Influencers monetising ‘misinformation’ and ‘shoddy recommendation’, in keeping with new report
A new report has urged the government to introduce stricter rules on influencers, claiming there is “little oversight” of the social media advertising industry.
The Australia Institute’s Center for Responsible Technology report claims influencers are “dangerous health and financial advice, despite their lack of qualifications and expertise in these areas.”
Research fellow Jordan Guiao said he has seen influencers who “promote extremely harmful conspiracy theories and undermine public health”.
In the report, he claims a mummy blogger with hundreds of thousands of followers posted “misinformation” questioning the effectiveness of the COVID-19 vaccine and the severity of the virus.
A former reality TV star is also named in the report for “monetizing” her fitness and “nutrition” tips and for doing various branded deals while not having any qualifications in these areas.
“Social media influencers benefit by spreading misinformation and shoddy advice online,” said Guiao.
“It is a criminal offense to provide unlicensed medical and financial advice, but a lot of influencers do just that on social media,” he said.
“Like so many disruptive business models, influencer advertising and advice has also managed to get under the regulatory radar.”
Mr. Guiao said there are two sets of standards between the rules for traditional advertisers and influencers on social media.
He claims that only two self-regulating codes are managing the profitable influencer industry in Australia, where individuals can charge up to $ 20,000 per post.
The institute is calling on the Australian Competition and Consumer Commission to clarify their influencer content guidelines and ensure that health and financial advertising qualifications are required.

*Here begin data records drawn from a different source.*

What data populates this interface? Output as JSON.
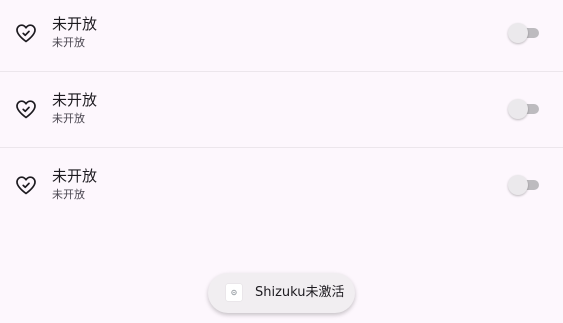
{
  "colors": {
    "background": "#fdf7fd",
    "divider": "#ece6ec",
    "text_primary": "#1d1b20",
    "text_secondary": "#49454f",
    "switch_track": "#bdbbbf",
    "switch_thumb": "#ebe9ec",
    "toast_bg": "#f1eef1"
  },
  "items": [
    {
      "icon": "heart-check-icon",
      "title": "未开放",
      "subtitle": "未开放",
      "enabled": false
    },
    {
      "icon": "heart-check-icon",
      "title": "未开放",
      "subtitle": "未开放",
      "enabled": false
    },
    {
      "icon": "heart-check-icon",
      "title": "未开放",
      "subtitle": "未开放",
      "enabled": false
    }
  ],
  "toast": {
    "icon": "app-icon",
    "text": "Shizuku未激活"
  }
}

Australian regulator ACCC can impose a fine of up to $ 500,000 for an individual or $ 10 million for a company for violating advertising regulations.
“We believe the time is right for the government and its regulators to review this area as it is increasingly profitable and affects many thousands of Australians who take the advice of influencers to heart,” said Guiao.
A six-month investigation by The Feed earlier this year revealed a hidden advertising culture on Instagram where influencers, brands and agencies ignore rules and regulations designed to protect consumers.
Journalists Caliste Weitenberg and Elise Potaka revealed that influencers and brands in Australia do not clearly label sponsored content as advertising.
After the investigation aired by The Feed, advertising regulator Ad Standards upheld a complaint against reality TV star / influencer Anna Heinreich and the Runaway The Label brand over a sponsored post that wasn’t clearly labeled as such.
The feed contacted ACCC for a response, but they declined to comment and referred us to the Therapeutic Goods Administration and instead Australian Securities and Investment Commission.
In May, an ACCC spokesperson told The Feed: “We use a number of tools to encourage compliance with the ACL (Australian Consumer Law) by all retailers, including influencers.
“This includes educating businesses and consumers as well as working closely with stakeholders and other authorities to improve compliance in an industry.”
The feed asked Facebook, which owns Instagram, for a comment. A spokesperson didn’t answer our questions about the report and instead referred The Feed to its guidelines for YouTubers and advertisers.
The guidelines state that misleading medical information and misinformation, including “anti-vaccination claims” “cannot be monetized”.